People used to joke that when they gave me a present, the thank-you note arrived at their houses before they got home from the party. Family and friends have been ridiculously generous to my husband, children, and me, and I know it's important to not only recognize their generosity, but also teach my kids that it's appropriate to send thank-you notes.
Expressing gratitude for a gift is something that was ingrained in me as a child. Growing up, I truly believed that you couldn't use a toy or wear an outfit until a note of thanks had been tucked in an envelope.
I wrote my wedding notes on the flight to my honeymoon, scribbled card after card when we brought home our first baby, and was on top of things through her second birthday. Then my son arrived and the presents piled up and so did the packs of cards, rolls of stamps, and lists of who gave us what. I was just about up to date when his first birthday arrived, followed by Christmas. To finish the post, read more.
Now, my nightstand is a pile of blank, half-written, and some signed, sealed, and ready-to-deliver notes that sit waiting to be finished or dropped in a mailbox. It seems like right when I begin to sort through the stack, a diaper needs to be changed or the phone rings.
Being that today is International Thank You Day, my deadline is tonight.
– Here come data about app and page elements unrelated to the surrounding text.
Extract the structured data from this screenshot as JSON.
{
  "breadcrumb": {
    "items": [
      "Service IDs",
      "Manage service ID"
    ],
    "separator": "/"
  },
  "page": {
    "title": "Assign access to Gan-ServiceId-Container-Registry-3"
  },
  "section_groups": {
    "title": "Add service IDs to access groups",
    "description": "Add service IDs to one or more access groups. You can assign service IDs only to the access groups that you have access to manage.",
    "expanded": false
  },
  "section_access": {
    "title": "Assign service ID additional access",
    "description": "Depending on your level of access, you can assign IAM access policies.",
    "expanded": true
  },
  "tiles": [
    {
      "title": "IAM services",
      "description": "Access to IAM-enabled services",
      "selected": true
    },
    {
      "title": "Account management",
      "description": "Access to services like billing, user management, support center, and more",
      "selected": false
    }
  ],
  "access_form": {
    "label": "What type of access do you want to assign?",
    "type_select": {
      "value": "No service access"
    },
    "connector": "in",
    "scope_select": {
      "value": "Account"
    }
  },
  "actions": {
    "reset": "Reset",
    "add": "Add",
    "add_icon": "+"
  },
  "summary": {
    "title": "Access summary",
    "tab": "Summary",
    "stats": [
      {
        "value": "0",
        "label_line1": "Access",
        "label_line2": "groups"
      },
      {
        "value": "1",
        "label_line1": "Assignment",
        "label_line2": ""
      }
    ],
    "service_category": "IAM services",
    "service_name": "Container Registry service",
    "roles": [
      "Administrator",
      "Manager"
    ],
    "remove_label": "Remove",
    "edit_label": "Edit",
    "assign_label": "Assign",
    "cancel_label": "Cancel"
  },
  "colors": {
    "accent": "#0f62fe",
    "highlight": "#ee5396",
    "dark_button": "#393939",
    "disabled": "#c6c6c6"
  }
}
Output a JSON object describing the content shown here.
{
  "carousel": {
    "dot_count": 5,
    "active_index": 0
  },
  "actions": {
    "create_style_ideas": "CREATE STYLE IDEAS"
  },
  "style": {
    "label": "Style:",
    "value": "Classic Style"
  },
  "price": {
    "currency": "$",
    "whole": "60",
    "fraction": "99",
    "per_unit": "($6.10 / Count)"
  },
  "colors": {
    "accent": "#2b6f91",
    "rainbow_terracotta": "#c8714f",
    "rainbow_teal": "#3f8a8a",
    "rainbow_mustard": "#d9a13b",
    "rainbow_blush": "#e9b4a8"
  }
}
And then, I'll count the days until my children can put pen to paper themselves.